So then (bearing in mind I am a SaaS advocate), why then is everyone bagging Larry? 

 

Managing disruption

I know, its an oxymoron. Key part of that word being moron. The titbits of news that has gotten me to this post is the latest about SAP SaaS (and here) offering A1S. (although they won’t call it SaaS)

The key bit of this news is that SAP think they can launch a mid market play using A1S, service about 100 000 customers, while not cannibalising their existing revenue streams. Cool, looks solid, some leading edge consultants will be nodding their heads sagely saying SAP have indeed found a niche… they’ve missed a critical point tho.
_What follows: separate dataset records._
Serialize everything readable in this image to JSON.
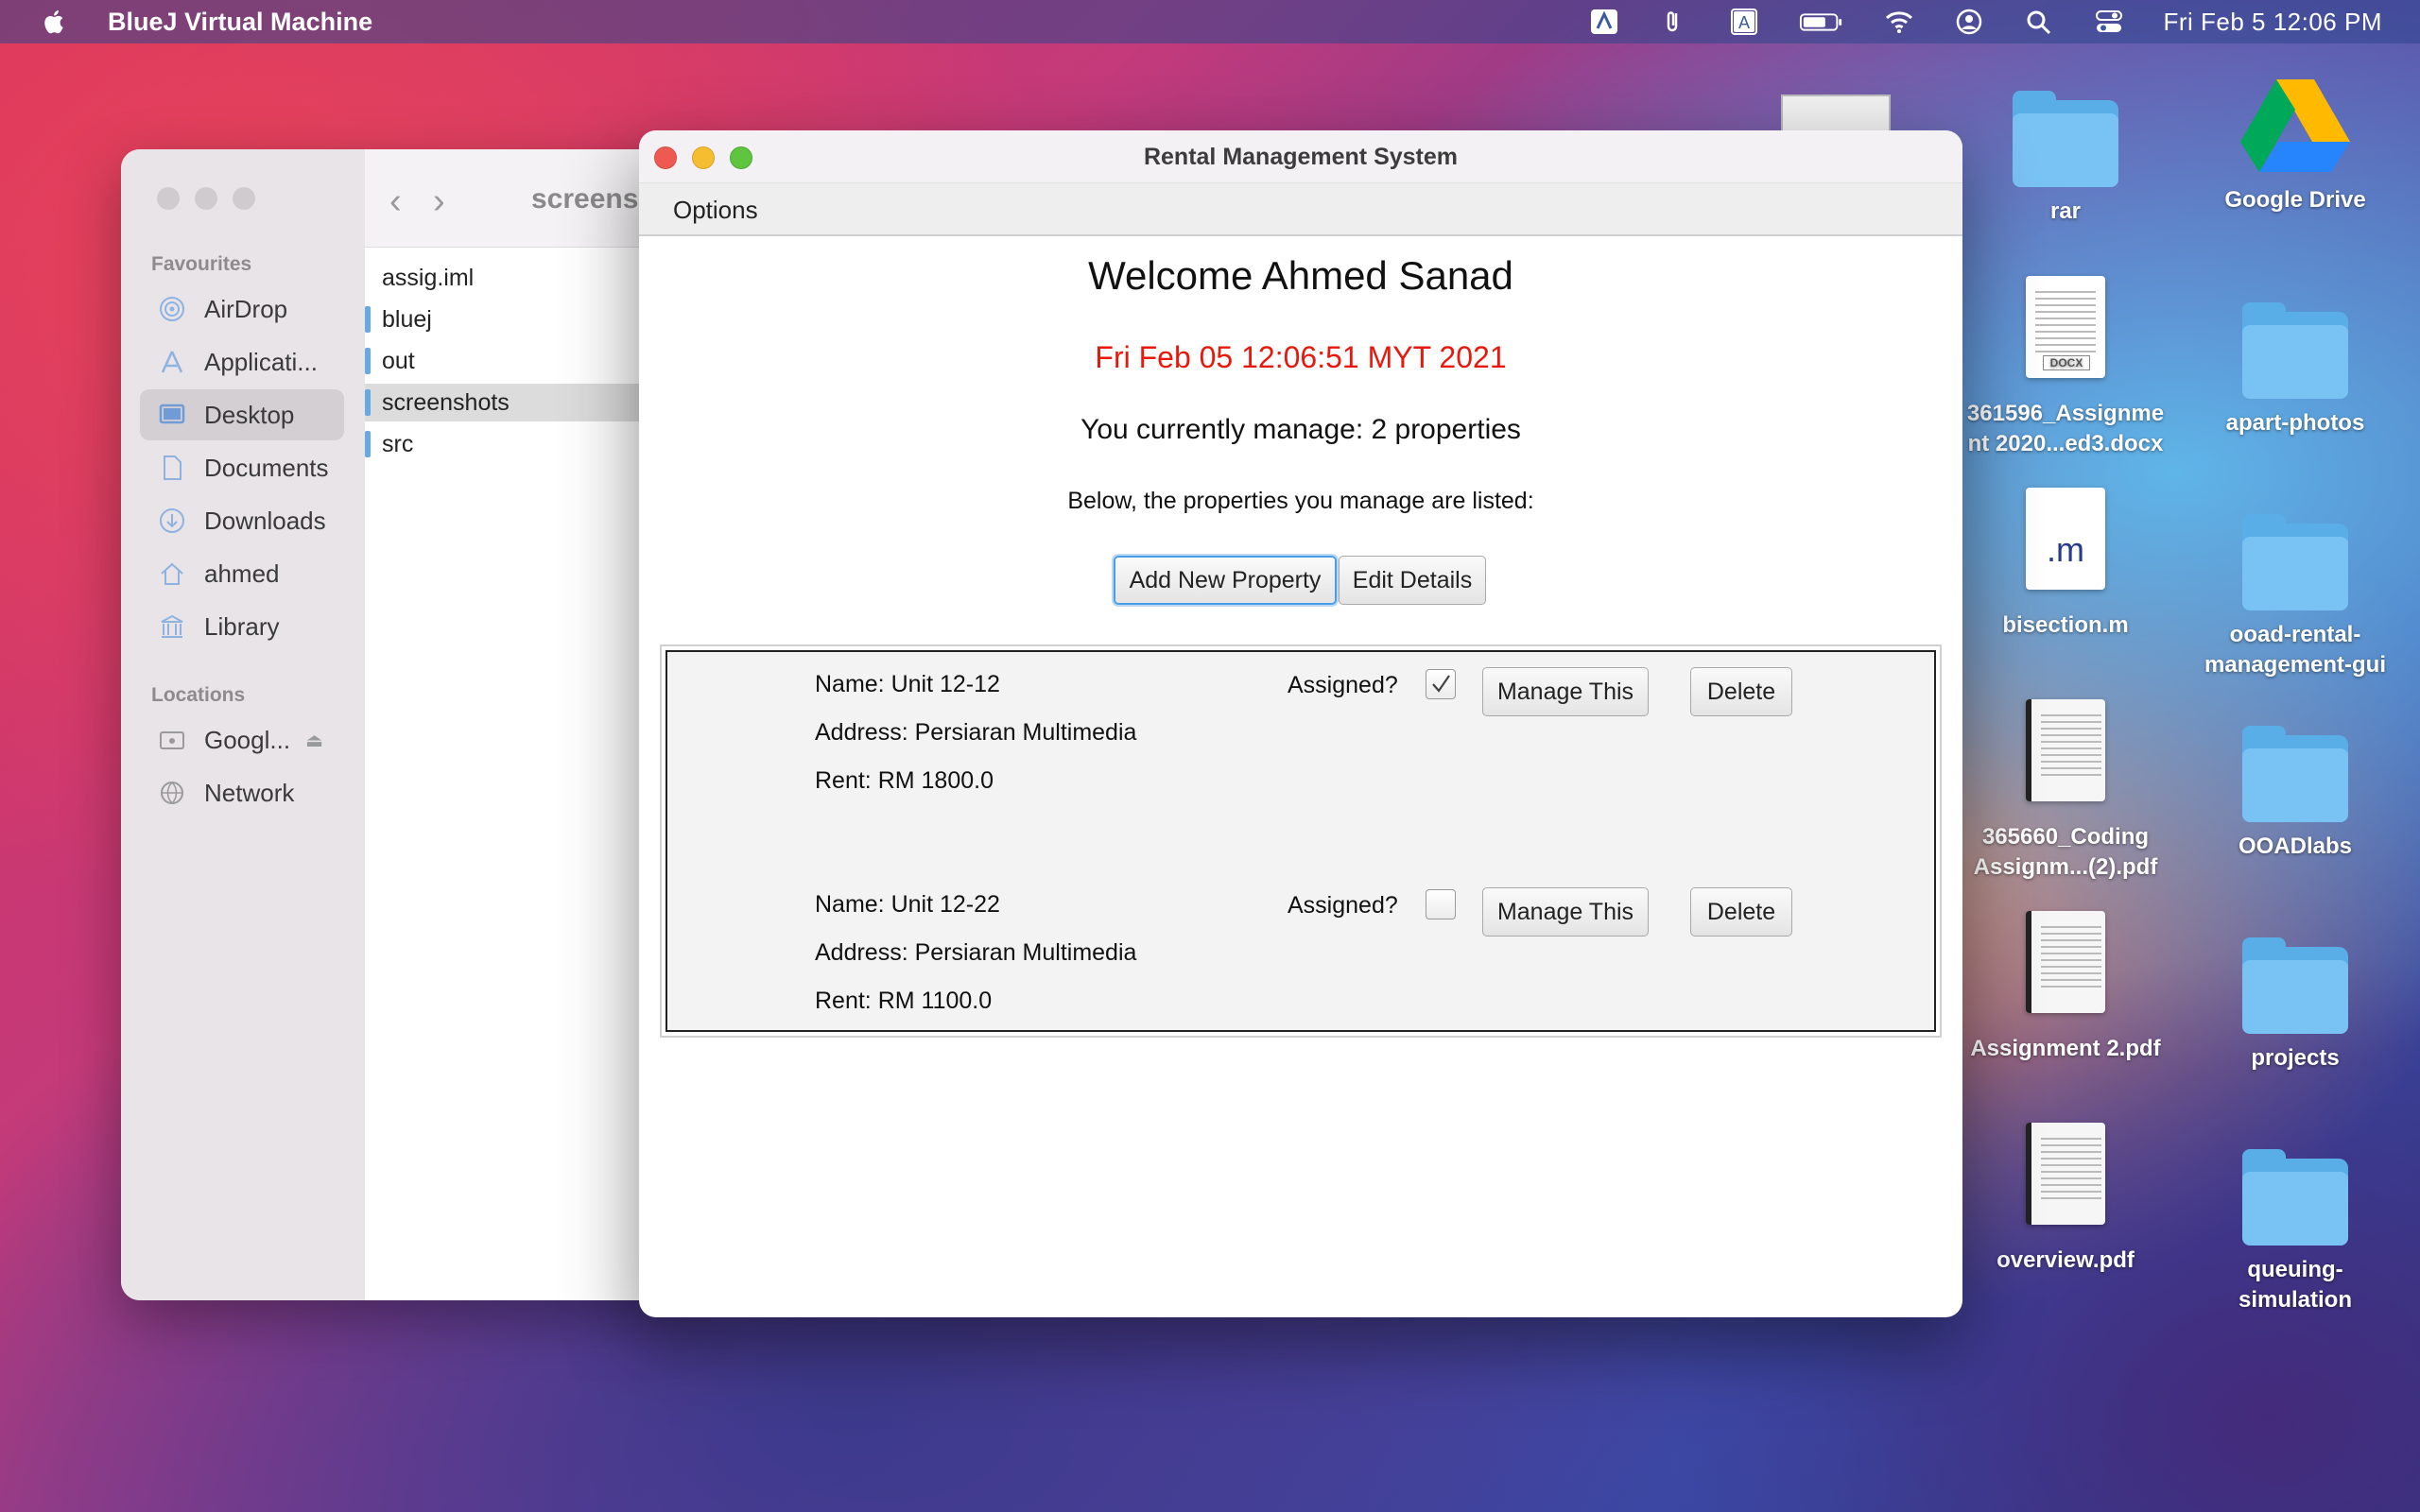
{
  "menubar": {
    "app_name": "BlueJ Virtual Machine",
    "clock": "Fri Feb 5  12:06 PM",
    "status_icons": [
      "text-input-a-icon",
      "paperclip-icon",
      "keyboard-a-icon",
      "battery-icon",
      "wifi-icon",
      "user-icon",
      "spotlight-icon",
      "control-center-icon"
    ]
  },
  "finder": {
    "title": "screens",
    "favourites_header": "Favourites",
    "favourites": [
      {
        "label": "AirDrop",
        "icon": "airdrop-icon"
      },
      {
        "label": "Applicati...",
        "icon": "applications-icon"
      },
      {
        "label": "Desktop",
        "icon": "desktop-icon",
        "selected": true
      },
      {
        "label": "Documents",
        "icon": "document-icon"
      },
      {
        "label": "Downloads",
        "icon": "download-icon"
      },
      {
        "label": "ahmed",
        "icon": "home-icon"
      },
      {
        "label": "Library",
        "icon": "library-icon"
      }
    ],
    "locations_header": "Locations",
    "locations": [
      {
        "label": "Googl...",
        "icon": "drive-icon"
      },
      {
        "label": "Network",
        "icon": "network-icon"
      }
    ],
    "files": [
      {
        "name": "assig.iml",
        "folder": false
      },
      {
        "name": "bluej",
        "folder": true
      },
      {
        "name": "out",
        "folder": true
      },
      {
        "name": "screenshots",
        "folder": true,
        "selected": true
      },
      {
        "name": "src",
        "folder": true
      }
    ]
  },
  "desktop_icons": [
    {
      "label": "rar",
      "type": "folder"
    },
    {
      "label": "Google Drive",
      "type": "drive"
    },
    {
      "label": "361596_Assignme nt 2020...ed3.docx",
      "type": "docx"
    },
    {
      "label": "apart-photos",
      "type": "folder"
    },
    {
      "label": "bisection.m",
      "type": "m-file"
    },
    {
      "label": "ooad-rental-management-gui",
      "type": "folder"
    },
    {
      "label": "365660_Coding Assignm...(2).pdf",
      "type": "pdf"
    },
    {
      "label": "OOADlabs",
      "type": "folder"
    },
    {
      "label": "Assignment 2.pdf",
      "type": "pdf"
    },
    {
      "label": "projects",
      "type": "folder"
    },
    {
      "label": "overview.pdf",
      "type": "pdf"
    },
    {
      "label": "queuing-simulation",
      "type": "folder"
    }
  ],
  "window": {
    "title": "Rental Management System",
    "menu_options": "Options",
    "welcome": "Welcome Ahmed Sanad",
    "datetime": "Fri Feb 05 12:06:51 MYT 2021",
    "manage_count": "You currently manage: 2 properties",
    "list_intro": "Below, the properties you manage are listed:",
    "add_button": "Add New Property",
    "edit_button": "Edit Details",
    "colors": {
      "date": "#e8180c",
      "focus": "#4a9ee8"
    },
    "properties": [
      {
        "name": "Name: Unit 12-12",
        "address": "Address:  Persiaran Multimedia",
        "rent": "Rent: RM 1800.0",
        "assigned_label": "Assigned?",
        "assigned": true,
        "manage": "Manage This",
        "delete": "Delete"
      },
      {
        "name": "Name: Unit 12-22",
        "address": "Address:  Persiaran Multimedia",
        "rent": "Rent: RM 1100.0",
        "assigned_label": "Assigned?",
        "assigned": false,
        "manage": "Manage This",
        "delete": "Delete"
      }
    ]
  }
}
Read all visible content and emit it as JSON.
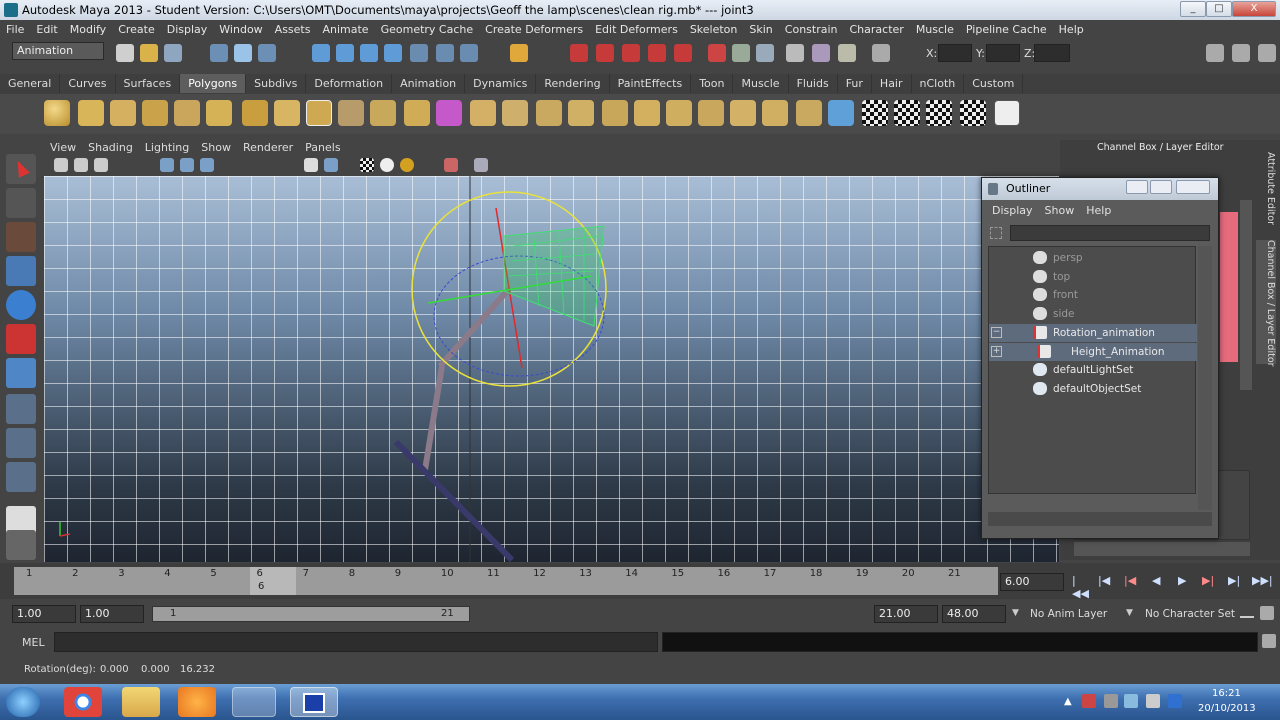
{
  "window": {
    "title": "Autodesk Maya 2013 - Student Version: C:\\Users\\OMT\\Documents\\maya\\projects\\Geoff the lamp\\scenes\\clean rig.mb*   ---   joint3",
    "controls": [
      "_",
      "□",
      "X"
    ]
  },
  "menubar": [
    "File",
    "Edit",
    "Modify",
    "Create",
    "Display",
    "Window",
    "Assets",
    "Animate",
    "Geometry Cache",
    "Create Deformers",
    "Edit Deformers",
    "Skeleton",
    "Skin",
    "Constrain",
    "Character",
    "Muscle",
    "Pipeline Cache",
    "Help"
  ],
  "statusline": {
    "menuset": "Animation",
    "x_label": "X:",
    "y_label": "Y:",
    "z_label": "Z:"
  },
  "shelf_tabs": [
    "General",
    "Curves",
    "Surfaces",
    "Polygons",
    "Subdivs",
    "Deformation",
    "Animation",
    "Dynamics",
    "Rendering",
    "PaintEffects",
    "Toon",
    "Muscle",
    "Fluids",
    "Fur",
    "Hair",
    "nCloth",
    "Custom"
  ],
  "active_shelf": "Polygons",
  "panel_menu": [
    "View",
    "Shading",
    "Lighting",
    "Show",
    "Renderer",
    "Panels"
  ],
  "right_panel": {
    "title": "Channel Box / Layer Editor",
    "side_tabs": [
      "Attribute Editor",
      "Channel Box / Layer Editor"
    ]
  },
  "outliner": {
    "title": "Outliner",
    "menu": [
      "Display",
      "Show",
      "Help"
    ],
    "items": [
      {
        "label": "persp",
        "dim": true,
        "indent": 0,
        "icon": "camera-icon"
      },
      {
        "label": "top",
        "dim": true,
        "indent": 0,
        "icon": "camera-icon"
      },
      {
        "label": "front",
        "dim": true,
        "indent": 0,
        "icon": "camera-icon"
      },
      {
        "label": "side",
        "dim": true,
        "indent": 0,
        "icon": "camera-icon"
      },
      {
        "label": "Rotation_animation",
        "dim": false,
        "indent": 0,
        "icon": "joint-icon",
        "expander": "−",
        "highlight": true
      },
      {
        "label": "Height_Animation",
        "dim": false,
        "indent": 1,
        "icon": "joint-icon",
        "expander": "+",
        "highlight": true
      },
      {
        "label": "defaultLightSet",
        "dim": false,
        "indent": 0,
        "icon": "set-icon"
      },
      {
        "label": "defaultObjectSet",
        "dim": false,
        "indent": 0,
        "icon": "set-icon"
      }
    ]
  },
  "timeslider": {
    "ticks": [
      "1",
      "2",
      "3",
      "4",
      "5",
      "6",
      "7",
      "8",
      "9",
      "10",
      "11",
      "12",
      "13",
      "14",
      "15",
      "16",
      "17",
      "18",
      "19",
      "20",
      "21"
    ],
    "current_frame_marker": "6",
    "current_time": "6.00"
  },
  "rangeslider": {
    "start_time": "1.00",
    "range_start": "1.00",
    "bar_start": "1",
    "bar_end": "21",
    "range_end": "21.00",
    "end_time": "48.00",
    "anim_layer": "No Anim Layer",
    "character_set": "No Character Set"
  },
  "cmdline": {
    "label": "MEL"
  },
  "helpline": {
    "label": "Rotation(deg):",
    "values": [
      "0.000",
      "0.000",
      "16.232"
    ]
  },
  "taskbar": {
    "time": "16:21",
    "date": "20/10/2013"
  }
}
Its complete nonsense.

Disruption is just that, a radical break with the current. Incumbents don’t like disruption because its almost certainly an extraneous force impacting on how they do business. Would MS or SAP with their fantastic margins on software licensing deliberately disrupt themselves? Hell no!!!, they’ve been dragged into this kicking and screaming. (as an aside David Berlind does a great job of explaining how these companies keep their revenue streams intact but misses the point).

That is to say that they’re reactive, that things outside their control are impacting them. If they don’t have control, how are they going to manage this disruption? No chance. Its like saying we can control this wildfire. This break with reality isn’t just limited to Software companies, Telco’s are big into this at the moment as well with VoIP, media companies with content. You get the idea

The intricacies of the SAP offering seem to be quite vague. But there are already a couple of things that scream out to me that they haven’t quite got it right.

Firstly, the name A1S. What the hell? The worlds moved on, product codes aren’t marketable anymore.

Secondly according to AccMan “SAP is very coy about A1S which has now been in development for some 3 years”. That just screams uh oh to me. If you can’t build it fast is it what you are good at? Can you meet the fast charging continually in beta competitors? No chance

Thirdly and again from Accman “SAP will have to put considerable resource into a business model with which it isn’t wholly familiar. It has already set aside $3-400 million for this effort.” That’s a tonne of money. Given that they don’t have anything in the market yet wouldn’t that get some alarm bells ringing. Any start-ups out there, what could you do with $400mill?

So lets zoom back up. Those three examples, combined with the ‘we won’t cannibalise’ statements point glaringly to a complete misunderstanding about what it takes to compete in SaaS, to put it bluntly SaaS isn’t in SAP’s DNA.